March 29, 2018
Hofstra University students are fighting back against a coalition of activist groups agitating for the school to remove a statue of Thomas Jefferson from campus.
JaLoni Owens, a Hofstra student and Black Lives Matter activist, released a petition calling for the statue’s removal on March 17, proclaiming that Jefferson has been embraced as an “icon” by “white supremacist and neo-nazi organizations,” like the Ku Klux Klan.
Shortly thereafter, more than ten Hofstra student organizations, including the Democrats of Hofstra University, Queer and Trans People of Color Coalition, The Gender Identity Federation, and Young Democratic Socialists of Hofstra, jointly planned a “Jefferson Has Gotta Go!” protest for March 30, demanding the statue’s removal.
However, many students soon voiced their anger over the potential removal of the statue.
On March 27, Hofstra student Richard Caldwell released a counter-petition titled, “KEEP The Jefferson Statue at Hofstra University,” voicing support for keeping the statue on campus.
“The Thomas Jefferson statue that stands in front of the Hofstra student center has recently become a major point of controversy,” the petition states. “A petition was started and a protest planned to bring it down. However, with all due respect, this would be a mistake.”
“[F]or thousands of years, tyranny rained supreme as the most widely used form of government. Thomas Jefferson wrote the document that changed all that,” it adds. “The Declaration of Independence was written by Thomas Jefferson and put forth the idea that freedom and Democracy should ring loudest.”
The petition fully acknowledges Jefferson’s participation in slavery, but also recognizes his legislative efforts to “try and stymie slavery, even ending the Transatlantic slave trade.”
“We live in a world dominated by freedom and Democracy because Thomas Jefferson wrote the document that started it all,” the petition declares. “To take down this statue of him would be a sad removal of a figure influential in the annals of history.”
As of press time, the petition had more than 250 signatures, and student organizers have planned a counter-protest on December 30, at the same time and place of the original protest.
“I initially assumed it was a joke but when I found out it was real it was pretty annoying because it seems nothing is sacred to these people,” Hofstra College Republicans President Chris Kostulias told Campus Reform. “Many people in my club and outside it plan on counter protesting…the removal protest at around 12 this Friday.”
“I was saddened, but not entirely surprised. I knew that in our current times the statue would eventually become a topic of controversy,” petition author Caldwell told Campus Reform. “I believe the statue should stay because of the magnitude of Jefferson’s accomplishments. We all acknowledge he was a flawed in aspects, sadly a byproduct of his time.”
Other Hofstra students also voiced their support for the statue to remain on campus.
Christian-Ray Conrad, a black Hofstra student, told Campus Reform that “Given my ethnic background, I wholeheartedly support the fight against racism, but the methods of these people is just gonna cause more problems than they fix.

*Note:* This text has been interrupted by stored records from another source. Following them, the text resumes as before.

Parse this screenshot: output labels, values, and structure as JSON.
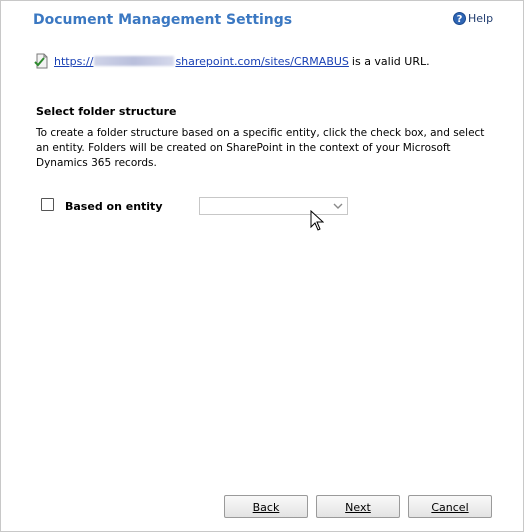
{
  "dialog": {
    "title": "Document Management Settings",
    "help_label": "Help",
    "help_icon_glyph": "?"
  },
  "url_status": {
    "icon": "document-check-icon",
    "link_prefix": "https://",
    "link_suffix": "sharepoint.com/sites/CRMABUS",
    "status_text": "is a valid URL."
  },
  "folder_structure": {
    "heading": "Select folder structure",
    "description": "To create a folder structure based on a specific entity, click the check box, and select an entity. Folders will be created on SharePoint in the context of your Microsoft Dynamics 365 records.",
    "checkbox_label": "Based on entity",
    "checkbox_checked": false,
    "entity_select_value": ""
  },
  "buttons": {
    "back": "Back",
    "next": "Next",
    "cancel": "Cancel"
  },
  "colors": {
    "title": "#3b78c2",
    "link": "#1a41b5"
  }
}
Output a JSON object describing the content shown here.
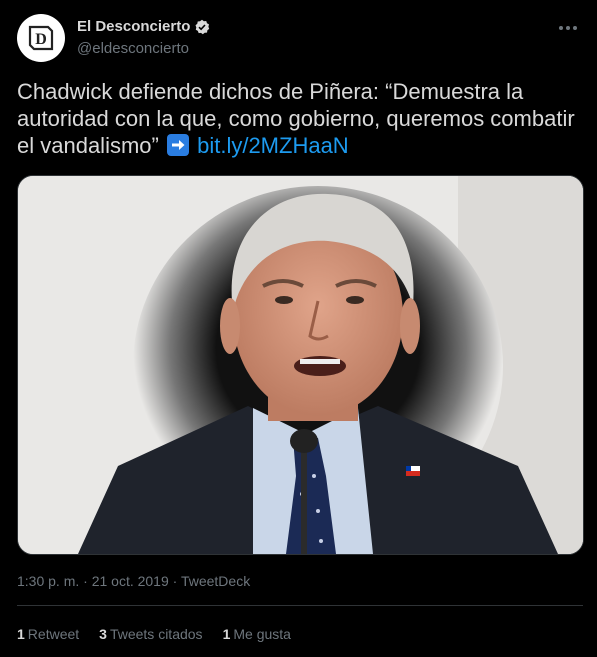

“I feel like more people want to keep the statue to honor Jefferson’s memory. However, the louder, more outspoken group happens to be those against keeping it,” Conrad added. “Jefferson did so much for us as a nation small nation with little in the way of reputation. The least we can do for him is honor his memory and keep his legacy as pure and historically accurate as possible.”
“The statue isn’t an image of racism or white supremacy,” added Hofstra student Conor Dawson. “Jefferson, in his original drafts of the Declaration of Independence, championed freedom for men of all colors. He was forced to change this by other Founding Fathers.
“A lot of the people who seemed to hop on the idea of removing the statue did it because those organizing it said they would be racist if they didn’t support its removal,” Dawson continued, adding that the organizers of the removal protest had blocked him and other dissidents from communicating with them via Facebook.
“His legacy should not be tainted by a few students who don’t even have their facts straight,” Dawson concluded.
Campus Reform reached out to Hofstra University, which responded with a statement affirming the administration’s support for civil discourse, including peaceful protest actions.
“The right to peaceful protest and assembly is at the core of our democracy,” the university declared. “Hofstra supports our students’ right to engage in peaceful demonstrations about issues that matter to them. We look forward to continuing a civil exchange of ideas and perspectives on the subject.”
This article was posted: Thursday, March 29, 2018 at 6:45 am